**SOURCE DATA**:

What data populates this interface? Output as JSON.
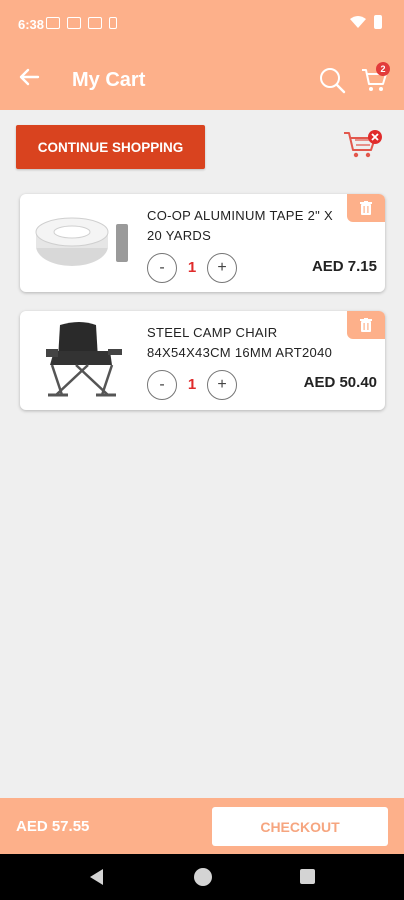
{
  "status": {
    "time": "6:38"
  },
  "app_bar": {
    "title": "My Cart",
    "cart_badge": "2"
  },
  "actions": {
    "continue_label": "CONTINUE SHOPPING"
  },
  "cart_items": [
    {
      "name": "CO-OP ALUMINUM TAPE 2\" X 20 YARDS",
      "qty": "1",
      "minus": "-",
      "plus": "+",
      "price": "AED 7.15"
    },
    {
      "name": "STEEL CAMP CHAIR 84X54X43CM 16MM ART2040",
      "qty": "1",
      "minus": "-",
      "plus": "+",
      "price": "AED 50.40"
    }
  ],
  "footer": {
    "total": "AED 57.55",
    "checkout_label": "CHECKOUT"
  },
  "colors": {
    "accent": "#fdb08a",
    "button": "#d9431f",
    "qty": "#e02b2b"
  }
}
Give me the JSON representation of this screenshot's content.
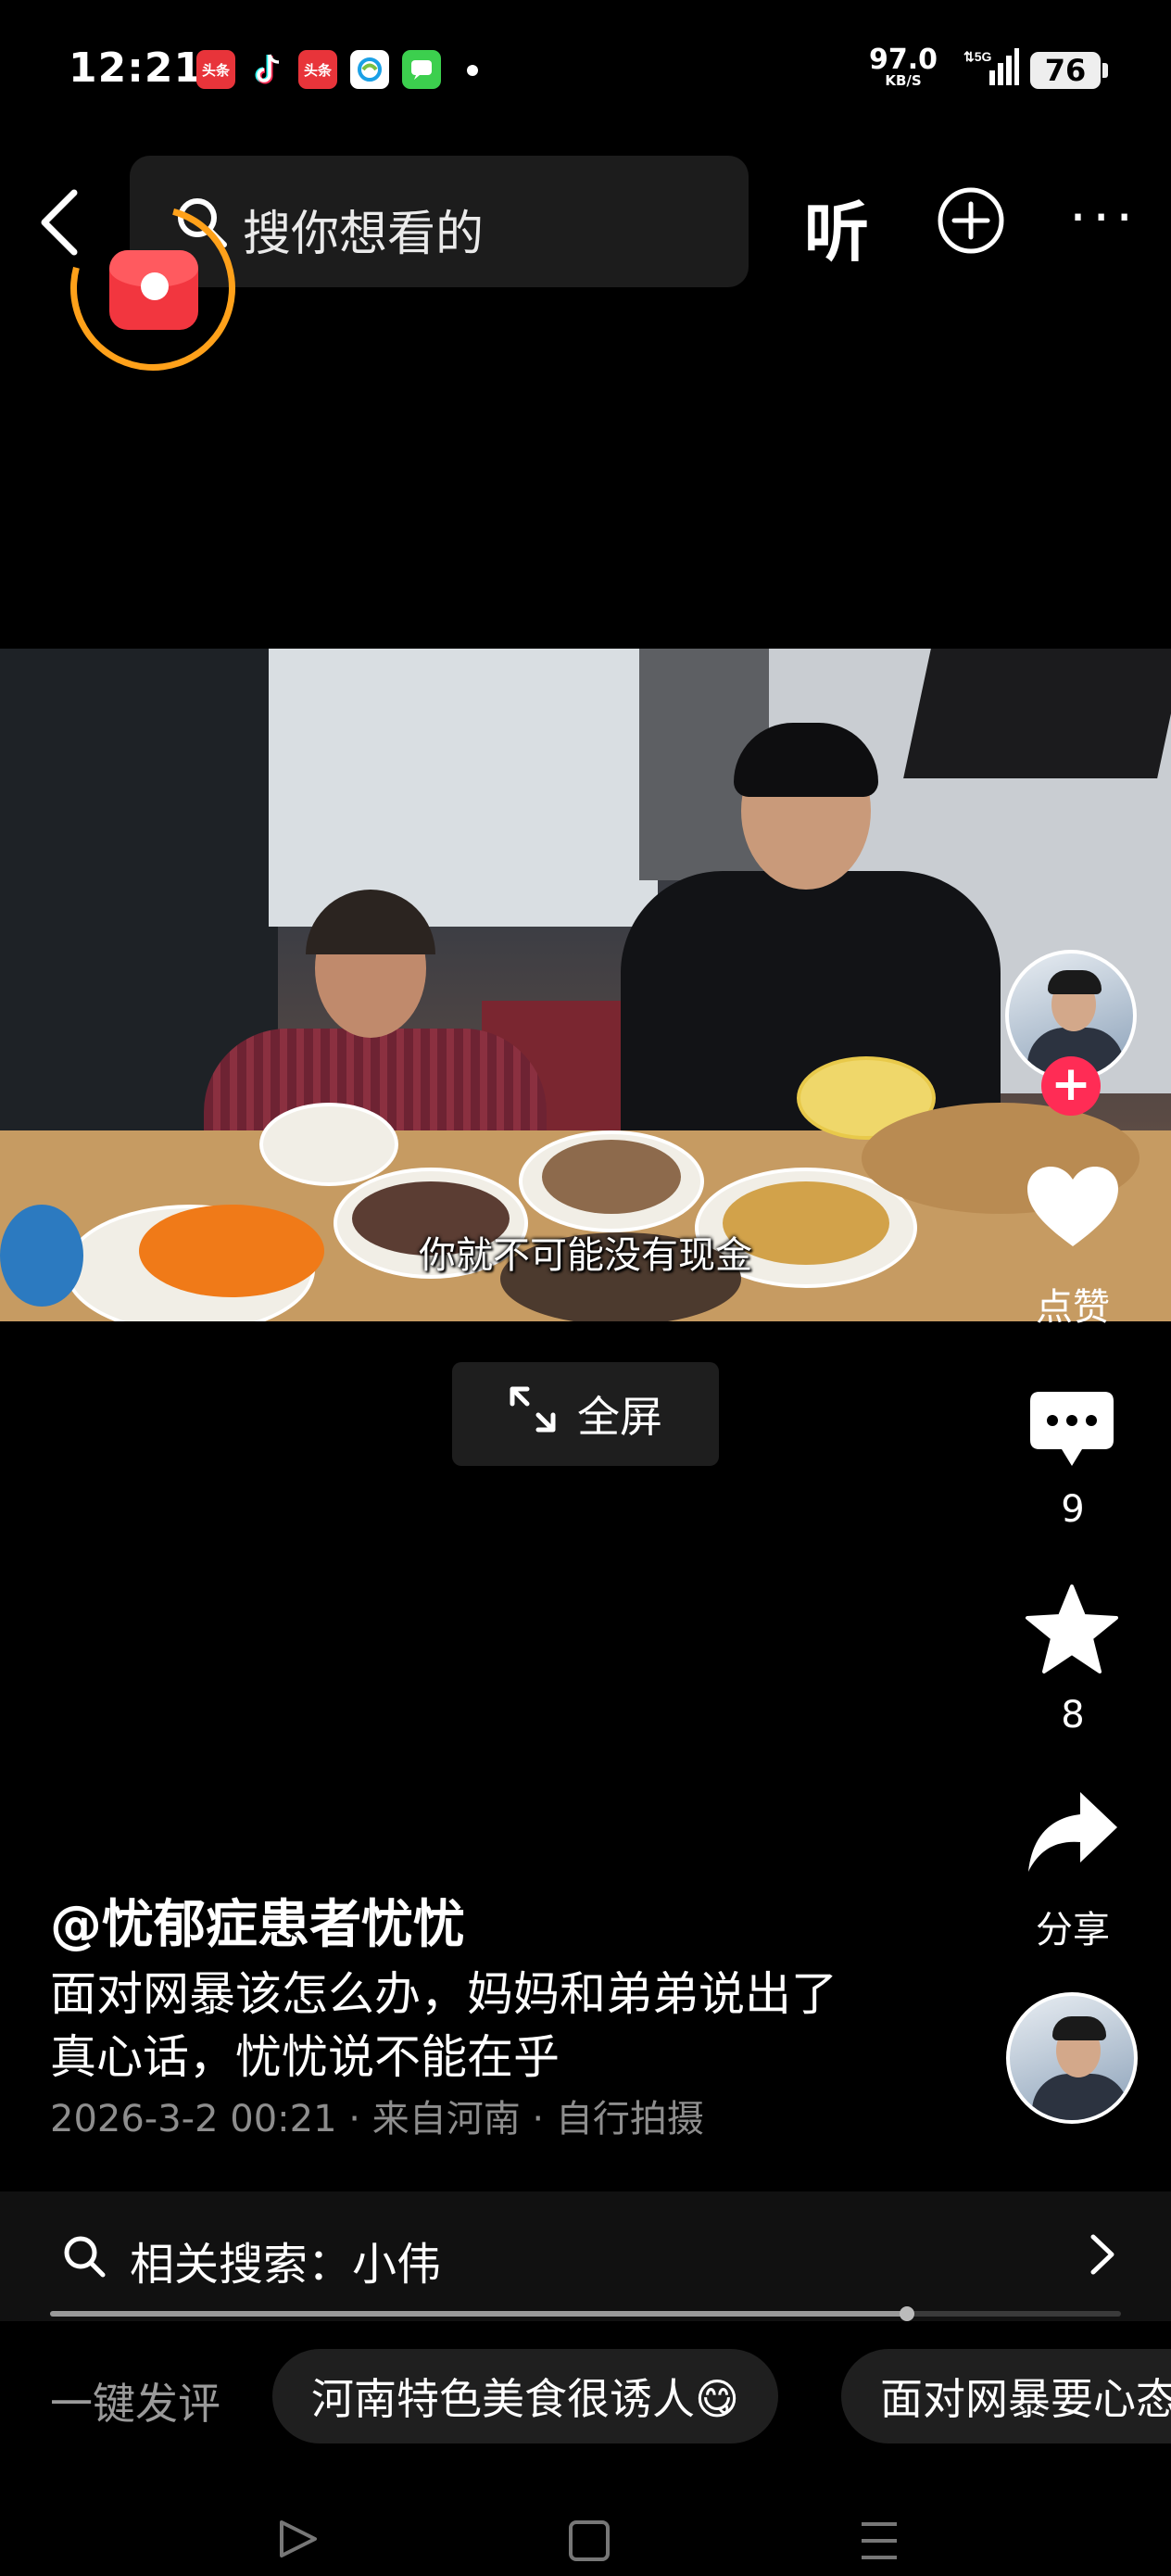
{
  "status_bar": {
    "time": "12:21",
    "notif_icons": [
      {
        "icon": "toutiao-icon",
        "label": "头条",
        "color": "#e8343a"
      },
      {
        "icon": "tiktok-icon",
        "label": "",
        "color": "#000000"
      },
      {
        "icon": "toutiao-icon",
        "label": "头条",
        "color": "#e8343a"
      },
      {
        "icon": "china-mobile-icon",
        "label": "",
        "color": "#ffffff"
      },
      {
        "icon": "messages-icon",
        "label": "",
        "color": "#3ccf4e"
      }
    ],
    "net_speed": "97.0",
    "net_unit": "KB/S",
    "network": "5G",
    "battery": "76"
  },
  "top_bar": {
    "search_placeholder": "搜你想看的",
    "listen_label": "听"
  },
  "video": {
    "subtitle": "你就不可能没有现金",
    "fullscreen_label": "全屏"
  },
  "actions": {
    "like_label": "点赞",
    "comments": "9",
    "favorites": "8",
    "share_label": "分享"
  },
  "post": {
    "author": "@忧郁症患者忧忧",
    "desc_line1": "面对网暴该怎么办，妈妈和弟弟说出了",
    "desc_line2": "真心话，忧忧说不能在乎",
    "meta": "2026-3-2 00:21 · 来自河南 · 自行拍摄"
  },
  "related": {
    "label": "相关搜索：小伟",
    "progress": 0.8
  },
  "quick_comments": {
    "label": "一键发评",
    "chips": [
      "河南特色美食很诱人😋",
      "面对网暴要心态"
    ]
  },
  "colors": {
    "accent_red": "#ff2c55",
    "redpack_ring": "#ffa11a"
  }
}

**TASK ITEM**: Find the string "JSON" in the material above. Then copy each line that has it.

**THE COMPLETED TASK**:
What data populates this interface? Output as JSON.
Give me the JSON representation of this screenshot's content.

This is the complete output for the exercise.